The state Massage Therapy Board agreed Tuesday to seek lawmakers’ approval of a two-year license during the 2021 session. The license currently is valid for one year.
Under the proposal, renewal years would match a person’s birth year, even or odd. The board discussed offering a similar proposal last year but didn’t move it forward.
The 2020 legislative session ended March 30.
The state board Tuesday also supported asking lawmakers next year to raise the maximum fees for applications and renewals.
If the Legislature changes the maximums, the board would decide next year whether to change its rule.
The board operates as an extension of the state Department of Heatlh. The board’s executive secretary, Mitch Richter, said Tuesday the next step is to clear the proposals through the department.
Richter said department officials would decide whether the legislation should be offered for lawmakers to consider in the 2021 session.
The board in 2019 issued 803 renewals and 69 new licenses, according to page 09-21 of the governor’s latest budget proposal for state government.
Several board members spoke candidly before voting 5-0 to back both proposals Tuesday.
“I’m torn about the $200. I’ll just be honest with you,” one of them, Bridget Myers of Sioux Falls, said. She recalled starting out as a massage therapist 24 years ago when she wasn’t bringing in much money.
Myers said some massage therapists might look at different careers after losing business during the COVID-19 pandemic.
Richter said massage-instruction schools continued to produce graduates but agreed with Myers that some therapists will get out. “It’s just part of the industry, I believe, at this point,” Richter said.
Al Trace, a board member who runs a massage center at Hermosa, supported the proposals.
“I’m good with the changes.

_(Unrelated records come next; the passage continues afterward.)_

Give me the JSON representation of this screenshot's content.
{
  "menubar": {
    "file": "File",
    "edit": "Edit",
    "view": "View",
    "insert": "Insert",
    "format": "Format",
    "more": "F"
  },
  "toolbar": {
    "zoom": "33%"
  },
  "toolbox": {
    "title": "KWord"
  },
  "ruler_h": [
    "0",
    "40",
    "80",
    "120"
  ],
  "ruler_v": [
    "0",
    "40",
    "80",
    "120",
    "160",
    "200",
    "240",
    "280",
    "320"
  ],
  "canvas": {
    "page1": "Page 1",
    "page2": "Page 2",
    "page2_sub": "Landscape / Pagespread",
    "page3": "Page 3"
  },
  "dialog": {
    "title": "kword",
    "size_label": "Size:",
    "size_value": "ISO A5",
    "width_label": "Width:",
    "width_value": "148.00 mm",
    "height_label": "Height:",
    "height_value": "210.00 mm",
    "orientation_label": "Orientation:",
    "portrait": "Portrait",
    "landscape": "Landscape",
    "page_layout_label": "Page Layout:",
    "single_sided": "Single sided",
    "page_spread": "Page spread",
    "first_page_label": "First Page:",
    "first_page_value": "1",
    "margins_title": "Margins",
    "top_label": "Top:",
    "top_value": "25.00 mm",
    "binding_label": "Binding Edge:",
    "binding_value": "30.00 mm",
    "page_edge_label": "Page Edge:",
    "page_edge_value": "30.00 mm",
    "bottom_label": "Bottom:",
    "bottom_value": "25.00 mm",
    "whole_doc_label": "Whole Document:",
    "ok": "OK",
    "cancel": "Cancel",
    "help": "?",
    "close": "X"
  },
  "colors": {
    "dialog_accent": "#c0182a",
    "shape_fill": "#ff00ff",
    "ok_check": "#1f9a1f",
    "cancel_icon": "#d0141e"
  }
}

My concern is we don’t price ourselves out of the market,” Trace said.
The board’s lay member, Lorin Pankratz of Sioux Falls, a long-time lobbyist at the state Capitol, said some massage businesses won’t come back but the timing was right to make the requests.
“It’s easier to explain to the Legislature that it gives you some leeway and you don’t want to have to be coming back, repeatedly, every couple years,” Pankratz said.
He noted that the second hurdle will come when the board decides whether to change any rules, because those would need clearance from the Legislature’s rules review committee.
The board also supported 3-0 that Richter should schedule a rules hearing for this summer on proposals that would include requiring licensees to notify the board of any name or address changes; accepting online and credit-card payments; establishing a renewal late fee; and putting continuing-education policies into rule.
Board members Fallon Helm of Aberdeen and Myers abstained, while Pankratz, Trace and chair Christine Ellwein of Pierre supported it.
The board also approved a new annual contract for Richter that he said was for the same $53,500 amount.